July 1st 2003
ABSTRACT: When a patient presents with low back pain, ask about the location and quality of the pain, what makes the pain increase or decrease, associated symptoms, and risk factors. Clues to systemic causes of low back pain include fever; arthritis; iritis; signs and/or symptoms of GI disease, pelvic disease, or renal disease; tachycardia; and integumentary abnormalities. Perform a neurovascular evaluation as well as a detailed musculoskeletal examination. Imaging studies are not necessary for most patients initially. Acute therapy consists of the application of cold and heat and analgesics such as acetaminophen or an NSAID. Early exercise-not bed rest-is the cornerstone of treatment.
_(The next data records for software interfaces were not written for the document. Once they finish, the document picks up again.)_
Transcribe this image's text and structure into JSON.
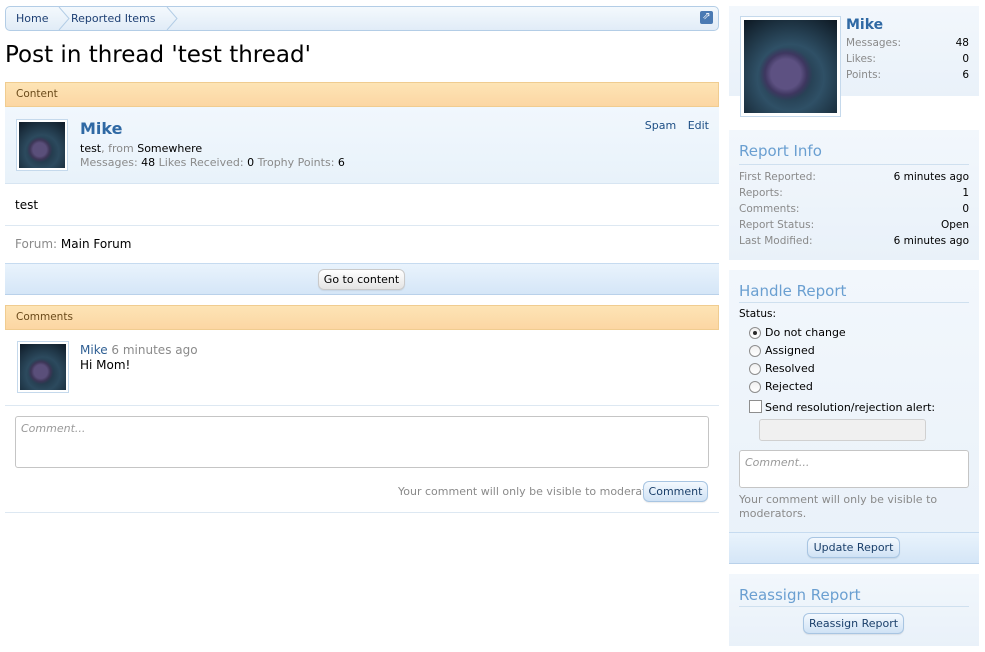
{
  "breadcrumb": {
    "home": "Home",
    "reported": "Reported Items"
  },
  "page_title": "Post in thread 'test thread'",
  "content_section": {
    "header": "Content",
    "poster": {
      "name": "Mike",
      "title": "test",
      "from_label": ", from",
      "location": "Somewhere",
      "messages_label": "Messages:",
      "messages": "48",
      "likes_label": "Likes Received:",
      "likes": "0",
      "trophy_label": "Trophy Points:",
      "trophy": "6",
      "spam": "Spam",
      "edit": "Edit"
    },
    "body": "test",
    "forum_label": "Forum:",
    "forum_name": "Main Forum",
    "goto_button": "Go to content"
  },
  "comments_section": {
    "header": "Comments",
    "comment": {
      "author": "Mike",
      "time": "6 minutes ago",
      "text": "Hi Mom!"
    },
    "input_placeholder": "Comment...",
    "hint": "Your comment will only be visible to moderators.",
    "submit": "Comment"
  },
  "sidebar": {
    "profile": {
      "name": "Mike",
      "rows": [
        {
          "k": "Messages:",
          "v": "48"
        },
        {
          "k": "Likes:",
          "v": "0"
        },
        {
          "k": "Points:",
          "v": "6"
        }
      ]
    },
    "report_info": {
      "title": "Report Info",
      "rows": [
        {
          "k": "First Reported:",
          "v": "6 minutes ago"
        },
        {
          "k": "Reports:",
          "v": "1"
        },
        {
          "k": "Comments:",
          "v": "0"
        },
        {
          "k": "Report Status:",
          "v": "Open"
        },
        {
          "k": "Last Modified:",
          "v": "6 minutes ago"
        }
      ]
    },
    "handle": {
      "title": "Handle Report",
      "status_label": "Status:",
      "options": [
        "Do not change",
        "Assigned",
        "Resolved",
        "Rejected"
      ],
      "selected": "Do not change",
      "alert_label": "Send resolution/rejection alert:",
      "comment_placeholder": "Comment...",
      "hint": "Your comment will only be visible to moderators.",
      "update_button": "Update Report"
    },
    "reassign": {
      "title": "Reassign Report",
      "button": "Reassign Report"
    }
  },
  "colors": {
    "accent": "#2f69a4",
    "section_header": "#fcd6a3",
    "sidebar_title": "#6a9fd1"
  }
}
Follow-up is mandatory: in 3 to 7 days for patients with severe pain, inconsistent findings, mild neurologic abnormalities, or a history of progres- sive symptoms; and in 10 to 14 days for patients with no neurologic compromise.